**Input material**.
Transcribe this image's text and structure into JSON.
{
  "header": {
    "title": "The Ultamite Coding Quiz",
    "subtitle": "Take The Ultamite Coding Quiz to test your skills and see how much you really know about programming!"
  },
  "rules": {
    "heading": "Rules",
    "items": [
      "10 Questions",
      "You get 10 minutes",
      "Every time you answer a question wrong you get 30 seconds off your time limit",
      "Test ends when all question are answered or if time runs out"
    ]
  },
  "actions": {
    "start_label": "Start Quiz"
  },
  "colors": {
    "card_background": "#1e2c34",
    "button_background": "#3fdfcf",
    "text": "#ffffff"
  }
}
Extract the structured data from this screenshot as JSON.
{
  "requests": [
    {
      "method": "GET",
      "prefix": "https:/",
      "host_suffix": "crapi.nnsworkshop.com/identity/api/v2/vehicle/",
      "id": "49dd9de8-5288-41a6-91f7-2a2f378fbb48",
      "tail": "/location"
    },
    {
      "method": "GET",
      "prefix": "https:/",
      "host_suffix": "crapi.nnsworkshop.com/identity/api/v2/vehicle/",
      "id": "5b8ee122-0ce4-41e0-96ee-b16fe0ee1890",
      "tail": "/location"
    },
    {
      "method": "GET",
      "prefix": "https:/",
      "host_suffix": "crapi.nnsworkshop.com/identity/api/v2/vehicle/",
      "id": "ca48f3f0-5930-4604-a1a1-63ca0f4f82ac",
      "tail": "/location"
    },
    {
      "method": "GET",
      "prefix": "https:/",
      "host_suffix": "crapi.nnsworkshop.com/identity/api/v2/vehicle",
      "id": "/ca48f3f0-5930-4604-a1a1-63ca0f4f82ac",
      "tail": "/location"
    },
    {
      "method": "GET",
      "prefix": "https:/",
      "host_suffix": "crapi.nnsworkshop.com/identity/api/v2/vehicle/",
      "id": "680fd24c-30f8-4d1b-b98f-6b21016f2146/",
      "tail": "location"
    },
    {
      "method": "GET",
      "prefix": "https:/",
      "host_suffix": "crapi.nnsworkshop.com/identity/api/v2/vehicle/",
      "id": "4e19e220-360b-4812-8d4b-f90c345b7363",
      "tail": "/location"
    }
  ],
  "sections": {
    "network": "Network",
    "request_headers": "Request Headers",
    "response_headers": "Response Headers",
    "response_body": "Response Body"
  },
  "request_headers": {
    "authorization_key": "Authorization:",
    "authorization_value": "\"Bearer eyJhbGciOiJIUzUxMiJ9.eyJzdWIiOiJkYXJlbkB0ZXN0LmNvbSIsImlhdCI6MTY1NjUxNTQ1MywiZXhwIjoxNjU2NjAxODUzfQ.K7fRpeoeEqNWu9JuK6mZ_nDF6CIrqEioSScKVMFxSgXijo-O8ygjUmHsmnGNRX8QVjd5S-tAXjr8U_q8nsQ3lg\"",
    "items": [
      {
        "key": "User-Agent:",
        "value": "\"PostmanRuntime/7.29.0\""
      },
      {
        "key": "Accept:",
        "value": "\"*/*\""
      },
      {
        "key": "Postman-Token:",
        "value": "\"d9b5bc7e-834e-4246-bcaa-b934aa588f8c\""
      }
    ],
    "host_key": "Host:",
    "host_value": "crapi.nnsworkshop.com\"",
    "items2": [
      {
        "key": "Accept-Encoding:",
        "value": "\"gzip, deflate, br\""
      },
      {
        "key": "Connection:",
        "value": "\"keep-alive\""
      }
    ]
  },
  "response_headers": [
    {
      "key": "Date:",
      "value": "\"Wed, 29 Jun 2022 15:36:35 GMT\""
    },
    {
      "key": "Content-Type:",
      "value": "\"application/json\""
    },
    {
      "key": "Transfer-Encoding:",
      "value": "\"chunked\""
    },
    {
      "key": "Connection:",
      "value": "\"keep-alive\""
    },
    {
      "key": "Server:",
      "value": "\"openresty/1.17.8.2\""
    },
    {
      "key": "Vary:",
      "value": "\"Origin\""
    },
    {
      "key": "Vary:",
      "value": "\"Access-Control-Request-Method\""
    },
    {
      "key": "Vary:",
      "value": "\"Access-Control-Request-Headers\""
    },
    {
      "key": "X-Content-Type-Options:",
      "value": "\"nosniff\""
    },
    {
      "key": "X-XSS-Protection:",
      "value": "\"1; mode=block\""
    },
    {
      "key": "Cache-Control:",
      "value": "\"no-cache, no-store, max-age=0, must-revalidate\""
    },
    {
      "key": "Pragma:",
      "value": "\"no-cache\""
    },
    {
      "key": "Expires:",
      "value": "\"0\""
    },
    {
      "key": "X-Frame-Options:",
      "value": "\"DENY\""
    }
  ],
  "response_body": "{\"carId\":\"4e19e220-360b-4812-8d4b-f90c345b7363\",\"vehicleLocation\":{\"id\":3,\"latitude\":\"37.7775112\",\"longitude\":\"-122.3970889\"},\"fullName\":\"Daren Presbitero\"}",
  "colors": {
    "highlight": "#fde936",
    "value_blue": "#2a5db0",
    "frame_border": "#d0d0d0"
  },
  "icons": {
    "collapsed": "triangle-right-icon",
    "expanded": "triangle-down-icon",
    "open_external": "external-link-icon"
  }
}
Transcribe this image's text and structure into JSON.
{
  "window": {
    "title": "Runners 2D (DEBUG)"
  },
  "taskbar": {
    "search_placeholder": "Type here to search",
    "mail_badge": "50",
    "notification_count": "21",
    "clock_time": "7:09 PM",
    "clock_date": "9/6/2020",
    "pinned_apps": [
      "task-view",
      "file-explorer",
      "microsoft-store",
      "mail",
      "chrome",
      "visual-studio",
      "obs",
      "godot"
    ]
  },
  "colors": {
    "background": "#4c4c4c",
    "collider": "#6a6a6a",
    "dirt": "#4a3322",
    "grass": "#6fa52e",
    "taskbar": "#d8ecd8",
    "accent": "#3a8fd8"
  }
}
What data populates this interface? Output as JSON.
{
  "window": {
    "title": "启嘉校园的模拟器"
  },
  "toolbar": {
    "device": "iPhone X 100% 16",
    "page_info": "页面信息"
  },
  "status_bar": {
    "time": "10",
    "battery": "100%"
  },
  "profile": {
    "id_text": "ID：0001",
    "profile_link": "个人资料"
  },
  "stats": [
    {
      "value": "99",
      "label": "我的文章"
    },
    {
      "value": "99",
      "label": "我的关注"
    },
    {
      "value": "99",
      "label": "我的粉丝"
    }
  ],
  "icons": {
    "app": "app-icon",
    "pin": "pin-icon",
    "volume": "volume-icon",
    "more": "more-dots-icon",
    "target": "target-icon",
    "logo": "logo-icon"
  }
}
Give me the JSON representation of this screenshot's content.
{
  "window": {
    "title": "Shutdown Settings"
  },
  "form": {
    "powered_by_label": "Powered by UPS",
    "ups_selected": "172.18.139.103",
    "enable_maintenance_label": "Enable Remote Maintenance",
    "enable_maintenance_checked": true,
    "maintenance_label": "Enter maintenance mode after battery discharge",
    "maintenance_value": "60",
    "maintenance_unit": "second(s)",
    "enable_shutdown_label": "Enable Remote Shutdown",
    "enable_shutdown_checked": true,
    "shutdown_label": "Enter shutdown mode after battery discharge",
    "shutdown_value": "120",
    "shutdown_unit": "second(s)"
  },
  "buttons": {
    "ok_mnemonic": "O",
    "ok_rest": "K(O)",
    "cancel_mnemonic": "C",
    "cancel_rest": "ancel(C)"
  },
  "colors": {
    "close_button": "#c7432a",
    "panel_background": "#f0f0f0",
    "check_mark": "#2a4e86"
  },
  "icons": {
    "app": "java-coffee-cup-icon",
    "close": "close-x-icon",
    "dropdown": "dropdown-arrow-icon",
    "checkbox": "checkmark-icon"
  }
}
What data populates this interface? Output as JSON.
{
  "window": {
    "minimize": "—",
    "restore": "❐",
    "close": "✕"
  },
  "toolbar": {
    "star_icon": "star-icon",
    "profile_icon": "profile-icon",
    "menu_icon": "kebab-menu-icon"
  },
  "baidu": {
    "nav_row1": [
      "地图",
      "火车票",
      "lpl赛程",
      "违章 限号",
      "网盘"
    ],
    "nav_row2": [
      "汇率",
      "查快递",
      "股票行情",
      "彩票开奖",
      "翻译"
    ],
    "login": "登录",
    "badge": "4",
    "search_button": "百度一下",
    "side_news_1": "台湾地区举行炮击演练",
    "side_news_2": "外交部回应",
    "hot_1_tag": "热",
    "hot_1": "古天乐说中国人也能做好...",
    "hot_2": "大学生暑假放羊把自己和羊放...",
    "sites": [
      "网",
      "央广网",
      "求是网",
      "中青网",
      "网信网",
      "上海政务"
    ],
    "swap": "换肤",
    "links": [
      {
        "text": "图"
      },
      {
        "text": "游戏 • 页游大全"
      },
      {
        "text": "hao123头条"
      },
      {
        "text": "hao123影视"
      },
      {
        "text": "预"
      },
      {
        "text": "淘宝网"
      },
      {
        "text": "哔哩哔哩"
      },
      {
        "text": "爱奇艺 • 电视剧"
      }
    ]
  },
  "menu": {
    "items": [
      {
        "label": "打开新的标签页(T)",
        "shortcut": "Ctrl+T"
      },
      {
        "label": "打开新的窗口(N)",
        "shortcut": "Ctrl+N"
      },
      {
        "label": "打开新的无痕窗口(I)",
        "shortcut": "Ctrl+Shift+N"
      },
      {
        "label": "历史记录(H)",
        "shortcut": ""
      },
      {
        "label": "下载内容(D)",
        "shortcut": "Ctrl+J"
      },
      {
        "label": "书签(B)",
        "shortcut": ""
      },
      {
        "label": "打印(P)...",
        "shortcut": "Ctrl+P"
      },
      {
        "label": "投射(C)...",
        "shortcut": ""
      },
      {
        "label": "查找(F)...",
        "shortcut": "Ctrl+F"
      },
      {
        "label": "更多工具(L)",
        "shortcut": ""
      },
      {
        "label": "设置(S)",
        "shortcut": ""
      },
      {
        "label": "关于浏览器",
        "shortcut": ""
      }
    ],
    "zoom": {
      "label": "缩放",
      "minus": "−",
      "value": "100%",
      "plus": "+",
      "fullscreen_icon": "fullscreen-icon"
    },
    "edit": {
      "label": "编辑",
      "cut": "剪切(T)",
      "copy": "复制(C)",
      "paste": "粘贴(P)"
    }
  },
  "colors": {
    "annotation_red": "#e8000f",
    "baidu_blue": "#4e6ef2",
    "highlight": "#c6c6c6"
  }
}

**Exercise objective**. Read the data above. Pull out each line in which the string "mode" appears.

**Task response**.
      "value": "\"1; mode=block\""
    "maintenance_label": "Enter maintenance mode after battery discharge",
    "shutdown_label": "Enter shutdown mode after battery discharge",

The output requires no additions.